#### [PROBLEM]
Look through the material for lines with the word "screenshot", and copy each one.

╔══

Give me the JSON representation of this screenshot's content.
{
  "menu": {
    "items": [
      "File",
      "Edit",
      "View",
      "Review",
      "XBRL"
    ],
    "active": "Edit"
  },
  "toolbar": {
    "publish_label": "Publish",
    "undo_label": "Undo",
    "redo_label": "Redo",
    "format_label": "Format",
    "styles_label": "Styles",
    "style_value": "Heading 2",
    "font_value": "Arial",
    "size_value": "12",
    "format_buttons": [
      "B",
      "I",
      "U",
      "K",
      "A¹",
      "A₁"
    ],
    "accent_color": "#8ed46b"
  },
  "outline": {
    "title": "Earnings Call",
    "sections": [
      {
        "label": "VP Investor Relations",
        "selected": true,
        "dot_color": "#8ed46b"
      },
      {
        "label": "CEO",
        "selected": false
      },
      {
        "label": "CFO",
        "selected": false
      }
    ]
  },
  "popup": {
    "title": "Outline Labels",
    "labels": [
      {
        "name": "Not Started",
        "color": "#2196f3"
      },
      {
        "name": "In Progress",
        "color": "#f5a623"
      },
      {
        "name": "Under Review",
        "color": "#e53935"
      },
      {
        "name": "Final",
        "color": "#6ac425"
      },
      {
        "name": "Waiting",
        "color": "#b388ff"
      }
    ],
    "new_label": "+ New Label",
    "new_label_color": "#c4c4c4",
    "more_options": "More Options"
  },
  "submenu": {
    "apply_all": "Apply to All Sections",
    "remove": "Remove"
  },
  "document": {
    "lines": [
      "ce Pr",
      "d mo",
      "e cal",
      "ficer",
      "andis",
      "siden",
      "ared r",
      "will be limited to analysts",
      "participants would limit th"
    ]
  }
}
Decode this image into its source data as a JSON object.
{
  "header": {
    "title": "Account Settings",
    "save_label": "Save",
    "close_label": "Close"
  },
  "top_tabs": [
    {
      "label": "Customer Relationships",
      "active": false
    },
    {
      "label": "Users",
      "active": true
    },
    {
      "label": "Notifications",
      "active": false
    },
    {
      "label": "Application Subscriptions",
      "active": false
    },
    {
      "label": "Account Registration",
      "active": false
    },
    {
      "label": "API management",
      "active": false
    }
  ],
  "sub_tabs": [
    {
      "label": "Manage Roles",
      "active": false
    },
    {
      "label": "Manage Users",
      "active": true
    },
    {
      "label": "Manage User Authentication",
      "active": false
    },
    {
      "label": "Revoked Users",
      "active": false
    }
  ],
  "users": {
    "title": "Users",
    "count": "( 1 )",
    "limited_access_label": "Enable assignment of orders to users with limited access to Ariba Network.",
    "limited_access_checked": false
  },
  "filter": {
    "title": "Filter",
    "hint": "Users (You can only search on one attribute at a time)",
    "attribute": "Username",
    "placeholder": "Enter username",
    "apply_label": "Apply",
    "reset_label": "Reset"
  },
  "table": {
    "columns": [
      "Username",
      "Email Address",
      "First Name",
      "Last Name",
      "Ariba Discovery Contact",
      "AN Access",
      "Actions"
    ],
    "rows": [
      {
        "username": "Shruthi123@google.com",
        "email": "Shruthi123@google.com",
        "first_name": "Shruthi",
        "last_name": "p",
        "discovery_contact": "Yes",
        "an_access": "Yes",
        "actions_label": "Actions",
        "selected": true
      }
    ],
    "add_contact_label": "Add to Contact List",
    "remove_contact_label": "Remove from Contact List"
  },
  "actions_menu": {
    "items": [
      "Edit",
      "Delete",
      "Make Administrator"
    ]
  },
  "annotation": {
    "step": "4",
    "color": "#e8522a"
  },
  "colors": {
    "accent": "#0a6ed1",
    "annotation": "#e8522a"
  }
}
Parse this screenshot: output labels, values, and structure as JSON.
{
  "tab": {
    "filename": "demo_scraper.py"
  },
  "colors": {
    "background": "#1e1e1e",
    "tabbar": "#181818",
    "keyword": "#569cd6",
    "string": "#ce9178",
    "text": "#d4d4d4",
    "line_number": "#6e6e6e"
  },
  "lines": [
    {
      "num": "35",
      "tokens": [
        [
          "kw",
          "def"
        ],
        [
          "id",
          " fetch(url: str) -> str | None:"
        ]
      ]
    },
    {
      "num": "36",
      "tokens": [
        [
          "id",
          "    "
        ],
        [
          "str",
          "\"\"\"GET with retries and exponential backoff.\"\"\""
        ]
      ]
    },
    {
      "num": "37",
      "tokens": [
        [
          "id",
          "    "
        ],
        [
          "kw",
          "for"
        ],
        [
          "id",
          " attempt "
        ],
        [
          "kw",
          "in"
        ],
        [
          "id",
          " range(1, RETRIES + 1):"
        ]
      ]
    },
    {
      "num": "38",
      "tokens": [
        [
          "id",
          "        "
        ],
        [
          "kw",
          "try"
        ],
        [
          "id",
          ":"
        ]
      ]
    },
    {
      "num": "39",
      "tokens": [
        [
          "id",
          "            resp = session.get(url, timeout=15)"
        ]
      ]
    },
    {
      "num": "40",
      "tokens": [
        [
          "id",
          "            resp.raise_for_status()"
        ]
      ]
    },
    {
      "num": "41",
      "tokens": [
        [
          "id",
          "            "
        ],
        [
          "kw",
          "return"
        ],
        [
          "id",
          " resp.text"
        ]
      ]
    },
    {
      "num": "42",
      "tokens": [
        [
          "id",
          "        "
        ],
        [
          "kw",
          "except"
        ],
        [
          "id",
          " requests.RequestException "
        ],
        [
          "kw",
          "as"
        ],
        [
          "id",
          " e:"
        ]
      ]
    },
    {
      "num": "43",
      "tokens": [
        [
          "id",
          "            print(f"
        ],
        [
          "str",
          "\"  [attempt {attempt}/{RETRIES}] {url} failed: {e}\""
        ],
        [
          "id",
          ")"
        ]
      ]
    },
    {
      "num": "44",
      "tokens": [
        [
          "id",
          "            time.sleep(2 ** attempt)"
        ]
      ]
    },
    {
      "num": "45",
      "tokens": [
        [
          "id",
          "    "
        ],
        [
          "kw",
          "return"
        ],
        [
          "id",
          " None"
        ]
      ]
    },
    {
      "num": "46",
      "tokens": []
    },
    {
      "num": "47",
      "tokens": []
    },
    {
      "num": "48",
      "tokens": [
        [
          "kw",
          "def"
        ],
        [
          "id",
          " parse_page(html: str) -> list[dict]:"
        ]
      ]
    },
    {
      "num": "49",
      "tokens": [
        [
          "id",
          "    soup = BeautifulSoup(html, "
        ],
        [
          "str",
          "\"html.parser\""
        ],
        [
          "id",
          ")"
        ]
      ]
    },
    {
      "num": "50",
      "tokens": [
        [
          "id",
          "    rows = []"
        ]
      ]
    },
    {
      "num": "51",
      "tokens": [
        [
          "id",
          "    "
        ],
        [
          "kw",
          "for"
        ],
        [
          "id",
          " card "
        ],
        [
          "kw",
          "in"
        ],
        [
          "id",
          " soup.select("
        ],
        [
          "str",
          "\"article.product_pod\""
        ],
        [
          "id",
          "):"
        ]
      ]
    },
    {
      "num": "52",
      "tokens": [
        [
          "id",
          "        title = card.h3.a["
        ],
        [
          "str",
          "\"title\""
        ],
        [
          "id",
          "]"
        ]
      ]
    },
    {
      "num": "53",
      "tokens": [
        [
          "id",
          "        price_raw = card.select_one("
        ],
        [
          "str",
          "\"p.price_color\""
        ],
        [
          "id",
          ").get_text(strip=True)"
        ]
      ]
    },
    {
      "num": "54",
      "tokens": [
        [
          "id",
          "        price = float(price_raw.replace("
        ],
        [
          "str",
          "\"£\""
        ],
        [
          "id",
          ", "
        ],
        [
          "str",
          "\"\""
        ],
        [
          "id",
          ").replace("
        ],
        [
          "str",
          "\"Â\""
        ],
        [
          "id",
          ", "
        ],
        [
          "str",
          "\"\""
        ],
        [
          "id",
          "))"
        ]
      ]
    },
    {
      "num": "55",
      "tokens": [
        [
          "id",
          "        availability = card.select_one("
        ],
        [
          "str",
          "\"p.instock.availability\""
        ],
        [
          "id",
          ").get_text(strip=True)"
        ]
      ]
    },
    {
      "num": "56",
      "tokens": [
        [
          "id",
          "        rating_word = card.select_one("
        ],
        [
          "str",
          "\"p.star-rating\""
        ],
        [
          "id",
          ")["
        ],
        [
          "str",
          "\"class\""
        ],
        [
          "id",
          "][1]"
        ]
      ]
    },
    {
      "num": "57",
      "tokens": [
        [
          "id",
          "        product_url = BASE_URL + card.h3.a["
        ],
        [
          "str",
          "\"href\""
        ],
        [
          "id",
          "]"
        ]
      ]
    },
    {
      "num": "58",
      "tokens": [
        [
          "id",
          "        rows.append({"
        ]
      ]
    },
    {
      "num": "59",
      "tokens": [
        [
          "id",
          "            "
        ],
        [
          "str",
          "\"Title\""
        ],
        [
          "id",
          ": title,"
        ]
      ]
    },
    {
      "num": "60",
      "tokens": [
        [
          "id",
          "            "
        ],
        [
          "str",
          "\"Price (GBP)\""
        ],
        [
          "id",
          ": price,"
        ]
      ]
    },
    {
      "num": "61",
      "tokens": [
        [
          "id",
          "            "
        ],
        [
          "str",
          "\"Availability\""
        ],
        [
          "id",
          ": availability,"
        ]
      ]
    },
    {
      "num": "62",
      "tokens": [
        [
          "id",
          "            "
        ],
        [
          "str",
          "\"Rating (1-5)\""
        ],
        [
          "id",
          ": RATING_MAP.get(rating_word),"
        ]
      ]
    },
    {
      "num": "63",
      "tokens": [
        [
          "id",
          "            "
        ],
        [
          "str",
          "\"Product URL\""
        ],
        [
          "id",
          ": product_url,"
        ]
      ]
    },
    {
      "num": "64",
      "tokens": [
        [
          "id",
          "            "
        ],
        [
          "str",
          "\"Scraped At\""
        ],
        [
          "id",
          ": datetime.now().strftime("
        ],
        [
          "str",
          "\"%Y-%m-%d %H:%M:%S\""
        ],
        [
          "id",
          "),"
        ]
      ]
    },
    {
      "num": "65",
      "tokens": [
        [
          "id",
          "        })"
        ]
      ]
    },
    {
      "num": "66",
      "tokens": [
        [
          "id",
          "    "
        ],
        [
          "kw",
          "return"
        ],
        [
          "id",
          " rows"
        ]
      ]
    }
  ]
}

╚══

#### [WORKED SOLUTION]
Give me the JSON representation of this screenshot's content.
Parse this screenshot: output labels, values, and structure as JSON.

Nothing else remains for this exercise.